>> I had never quite understood what the hell was going on with Jack and his compass, because I couldn't think what he was confused about wanting; for some reason, I thought that he wouldn't really think about Elizabeth until she actually showed up on the docks, maybe because he'd told her "It would never work out between us" at the end of the first one. Not because he believed that, of course--more in the sense of sour grapes, you know, she played me for a fool so I was the one who didn't want her, I'm moving on. I understand him going after her again once she shows up, but apparently the original order of the scenes--Jack escaping from the prison in the coffin, then the interrupted wedding--was supposed to show you the progression from "What's wrong with Jack?" to "Oh, he's got Elizabeth on the brain." I like it better the way they ended up cutting it, with the almost-spooky not-wedding up front, but as with the third movie, information gets lost as a tradeoff. So apparently all these references to Jack not knowing what he wants most, or "being afraid to claim it for himself," or "Why is the rum always gone?," or him being the one to answer, "A woman," when Tia Dalma asks what vexes a man most--these are all supposed to be references to Elizabeth. Well, I are not smart, because I didn't catch that.
>> The thing that does crack me up is how Rossio and Elliott repeatedly intone "THE LOOOOOCKEEEEET" every time one shows up.
>> Somewhat oddly, someone mentions musicals on the first movie's commentary--something like, "What's next for Johnny, musicals?" And then on the second movie, the writers actually mention Sweeney Todd, but in the context of Norrington and his sword. Weirrrrd.
Strikethrough '07: "When Perverted Justice calls you a moron, it's bad." And then: "Well, we really screwed this one up…"
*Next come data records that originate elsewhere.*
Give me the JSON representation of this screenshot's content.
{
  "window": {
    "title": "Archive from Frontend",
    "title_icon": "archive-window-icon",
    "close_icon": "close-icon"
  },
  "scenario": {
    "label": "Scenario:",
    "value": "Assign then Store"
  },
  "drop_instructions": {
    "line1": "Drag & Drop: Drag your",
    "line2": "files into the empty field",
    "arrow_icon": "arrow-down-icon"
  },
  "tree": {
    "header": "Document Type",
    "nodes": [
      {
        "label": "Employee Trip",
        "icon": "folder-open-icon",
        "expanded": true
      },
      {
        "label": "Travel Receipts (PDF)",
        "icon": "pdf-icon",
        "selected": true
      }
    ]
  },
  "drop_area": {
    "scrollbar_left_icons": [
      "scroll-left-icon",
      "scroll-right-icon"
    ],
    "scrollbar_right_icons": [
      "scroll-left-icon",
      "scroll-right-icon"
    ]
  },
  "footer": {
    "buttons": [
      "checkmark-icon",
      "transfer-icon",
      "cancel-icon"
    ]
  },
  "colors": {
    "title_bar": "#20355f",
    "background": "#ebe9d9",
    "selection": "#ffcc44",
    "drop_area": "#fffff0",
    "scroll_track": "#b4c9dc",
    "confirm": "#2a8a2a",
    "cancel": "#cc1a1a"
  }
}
Medics fear fliers exposed to TB superbug. Do you ever see a headline like this and wonder if our own personal apocalyptic Michael Crichton thriller just started?
$1M gold tub stolen from hotel in Japan. ... How?
Microsoft unveils new Surface computer.
Man described as a top spammer arrested.
Zoo: Rare rhino death leaves 13 in world.
I love the idea of unionized lolcats.
Today In Soft Outings: Actor You Long Believed To Be Gay Is Confirmed As Gay.
The Summer Tv Wasteland: Mark Burnett Slaps Eye-Patch On 'Survivor,' Resells It As New Pirate-Themed Show.
Yahoo Picks: The best of craigslist.
Annette Bening and Eva Mendes Join 'The Women.' I love the 1939 version, but I'm actually really excited about this.
Deschanel is Happening for Shyamalan.
K-Fed Lands Movie Role Opposite Keanu Reeves. Why? Whyyyy?
Hi-Res Dark Knight Photos.
Sin City 2 Still on, But It Will Have to Wait. *sob*
First Snaps of Leo DiCaprio From 'Revolutionary Road' Set.
Reese Witherspoon Will Remake Claudette Colbert's 'Midnight.'
'I Am Legend' Trailer Reportedly Attached to 'Ocean's 13.'
Gaiman writing and directing adaptation of Death: The High Cost of Living?
'Half Nelson' Team Will Write 'Special Topics in Calamity Physics.'
New "Wizarding World of Harry Potter" Theme Park Announced for Universal Studios.
"Check out Dominic Monaghan in period grave-robbing flick, I SELL THE DEAD!!!" Well... that's a headline you're not going to see every day.
And now, I have to go back downstairs and make sure the puppies haven't set the house on fire.